* Your instructions: The answer must be every line of the records below that holds the word "Order".

* Records shown:

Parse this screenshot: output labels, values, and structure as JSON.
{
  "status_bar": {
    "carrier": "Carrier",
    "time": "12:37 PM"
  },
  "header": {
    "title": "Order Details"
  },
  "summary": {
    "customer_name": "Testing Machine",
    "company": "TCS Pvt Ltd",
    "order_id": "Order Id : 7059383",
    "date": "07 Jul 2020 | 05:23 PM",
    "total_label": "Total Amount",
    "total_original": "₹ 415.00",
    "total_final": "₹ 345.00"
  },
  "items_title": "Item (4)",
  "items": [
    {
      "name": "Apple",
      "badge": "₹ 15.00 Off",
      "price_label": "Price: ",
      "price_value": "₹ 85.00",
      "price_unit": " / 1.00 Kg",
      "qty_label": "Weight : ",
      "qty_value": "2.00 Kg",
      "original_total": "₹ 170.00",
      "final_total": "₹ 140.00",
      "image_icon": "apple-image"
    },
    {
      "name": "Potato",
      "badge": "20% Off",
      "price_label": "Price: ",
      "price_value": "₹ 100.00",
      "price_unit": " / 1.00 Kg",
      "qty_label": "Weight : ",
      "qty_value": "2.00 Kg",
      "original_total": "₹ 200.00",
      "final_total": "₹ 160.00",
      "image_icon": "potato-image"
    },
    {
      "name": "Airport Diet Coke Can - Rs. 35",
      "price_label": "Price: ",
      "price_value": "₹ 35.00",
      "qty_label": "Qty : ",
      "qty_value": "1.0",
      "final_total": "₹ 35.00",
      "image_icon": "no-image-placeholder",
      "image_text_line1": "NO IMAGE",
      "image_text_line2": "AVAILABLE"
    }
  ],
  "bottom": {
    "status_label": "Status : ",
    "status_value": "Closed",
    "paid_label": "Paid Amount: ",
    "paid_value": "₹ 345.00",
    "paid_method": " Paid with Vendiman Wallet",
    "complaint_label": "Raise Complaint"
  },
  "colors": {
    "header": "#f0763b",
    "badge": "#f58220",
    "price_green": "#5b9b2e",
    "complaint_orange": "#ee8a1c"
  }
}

* Response to this task:
    "title": "Order Details"
    "order_id": "Order Id : 7059383",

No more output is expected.